Perhaps the very best reason to attend community college is to improve your chances of attaining a degree down the line.
For the most part you can't expect to receive a bachelor's degree by attending community college, although some schools are beginning to offer them.
And you certainly won't have the option to shoot for a master's or a PhD.
Generally speaking, you may only work towards an associate's degree or some kind of certification during your time in community college, then transfer to Ivy League universities.
But aside from getting the general education credits needed to transfer to your 4-year college or university of your choice, how can community college prepare you earn a degree in law?
There are actually several ways.
Preparing For A Law Degree
I already wrote a post about going from community college all the way through law school in the post: Community College to Law School: 5 Awesome Admission Secrets Exposed.
However this post will focus more on the nitty-gritty details.
Let's be clear about one thing from the beginning: you are not likely to find law courses offered at the typical community college education. However, you can find some classes that will help to lay the groundwork for your legal degree and your professional pursuits.
Although 2 year community colleges tend to focus on general education requirements, you will likely have a slew of options that qualify.

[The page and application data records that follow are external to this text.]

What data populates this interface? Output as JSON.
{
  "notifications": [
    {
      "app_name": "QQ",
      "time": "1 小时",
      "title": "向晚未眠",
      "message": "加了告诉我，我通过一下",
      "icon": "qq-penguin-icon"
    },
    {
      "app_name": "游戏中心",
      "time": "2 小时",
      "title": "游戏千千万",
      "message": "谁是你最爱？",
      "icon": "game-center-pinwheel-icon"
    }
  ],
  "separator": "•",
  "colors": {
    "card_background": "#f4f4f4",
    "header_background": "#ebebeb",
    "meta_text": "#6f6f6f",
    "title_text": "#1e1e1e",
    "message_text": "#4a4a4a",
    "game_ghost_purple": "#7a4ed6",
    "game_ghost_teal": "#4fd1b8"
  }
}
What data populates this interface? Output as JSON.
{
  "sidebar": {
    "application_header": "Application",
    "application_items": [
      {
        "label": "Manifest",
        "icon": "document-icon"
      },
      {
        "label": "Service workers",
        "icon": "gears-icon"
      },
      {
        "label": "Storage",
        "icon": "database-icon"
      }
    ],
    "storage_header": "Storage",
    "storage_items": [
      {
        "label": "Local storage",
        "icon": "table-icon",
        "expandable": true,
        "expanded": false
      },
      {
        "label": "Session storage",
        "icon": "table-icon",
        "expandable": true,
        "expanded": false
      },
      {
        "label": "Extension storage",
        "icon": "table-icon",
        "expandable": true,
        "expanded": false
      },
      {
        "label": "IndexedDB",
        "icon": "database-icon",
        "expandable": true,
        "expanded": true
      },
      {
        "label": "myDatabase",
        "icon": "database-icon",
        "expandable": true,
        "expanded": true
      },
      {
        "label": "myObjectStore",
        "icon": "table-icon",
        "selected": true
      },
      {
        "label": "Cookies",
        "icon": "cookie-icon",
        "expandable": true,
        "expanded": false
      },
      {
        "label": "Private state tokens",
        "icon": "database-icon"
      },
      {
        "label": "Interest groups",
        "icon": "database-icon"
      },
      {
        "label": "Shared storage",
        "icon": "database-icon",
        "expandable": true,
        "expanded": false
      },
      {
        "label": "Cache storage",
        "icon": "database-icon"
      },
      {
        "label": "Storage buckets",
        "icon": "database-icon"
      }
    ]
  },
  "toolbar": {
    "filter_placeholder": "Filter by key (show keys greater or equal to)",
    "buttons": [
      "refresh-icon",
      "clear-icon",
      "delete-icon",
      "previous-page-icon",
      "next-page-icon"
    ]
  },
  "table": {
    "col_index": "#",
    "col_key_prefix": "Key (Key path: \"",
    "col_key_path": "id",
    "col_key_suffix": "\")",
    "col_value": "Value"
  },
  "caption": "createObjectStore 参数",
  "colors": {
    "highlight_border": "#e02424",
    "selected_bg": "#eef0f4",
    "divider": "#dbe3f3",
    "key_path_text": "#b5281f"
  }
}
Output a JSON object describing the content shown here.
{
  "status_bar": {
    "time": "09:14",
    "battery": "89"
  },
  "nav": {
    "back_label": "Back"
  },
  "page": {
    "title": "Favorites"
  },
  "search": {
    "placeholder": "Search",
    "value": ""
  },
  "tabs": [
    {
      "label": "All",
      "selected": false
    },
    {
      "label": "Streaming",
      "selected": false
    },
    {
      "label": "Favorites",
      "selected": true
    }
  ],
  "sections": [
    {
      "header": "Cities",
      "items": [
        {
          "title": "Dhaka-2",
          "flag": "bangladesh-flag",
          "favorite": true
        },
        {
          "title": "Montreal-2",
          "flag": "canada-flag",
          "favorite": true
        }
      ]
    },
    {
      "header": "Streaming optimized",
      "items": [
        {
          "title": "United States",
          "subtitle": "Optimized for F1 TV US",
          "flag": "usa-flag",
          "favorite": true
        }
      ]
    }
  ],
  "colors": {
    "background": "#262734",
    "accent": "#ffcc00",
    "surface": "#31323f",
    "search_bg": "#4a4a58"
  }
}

You might take beginner courses in economics, government, the constitution, and U.S. history, for starters. These will almost certainly meet some kind of GE requirement while giving you prerequisites you'll likely need for entrance into law school (not to mention valuable information that will lay the foundations for your academic development).
Depending on what type of law or legal position you're interested in, you may also find all kinds of related classes and even clubs that can help to prepare you for a legal degree.
For example, suppose you are keen on becoming a litigator; you might want to take a speech-and-debate class or even join the forensics team if your community college has one.
Or if you're interested in environmental law you could take courses in environmental science or computer technology (which plays a huge role in the advancement of eco-industry). You might take social studies classes if your goal is to work as a public defender, or TV and film courses in you want to enter the field of entertainment law.
The point is that you can do a lot to further your education and prepare for law school during your time in community college by thinking outside the box a bit and finding courses that meet requirements for transfer from a community college while delivering something extra towards your eventual degree program.
Of course, going to community college for 2 years prepares you to earn a degree in other ways, as well.
It allows you to boost grades that may have been somewhat lackluster in high school, a must if you want to get into a good law school. And you can also save some money to put towards tuition later on (law school is expensive!).
Plus, you'll have the extra time you need check out different subjects and see what appeals to you before you commit to a targeted course of study in the legal arena.
So whether you're looking to become a motorcycle accident lawyer Atlanta or work at a top New York firm that handles corporate tax law, your time in community college could lay the foundations for your degree program and help you set a course for success in all of your academic and professional pursuits.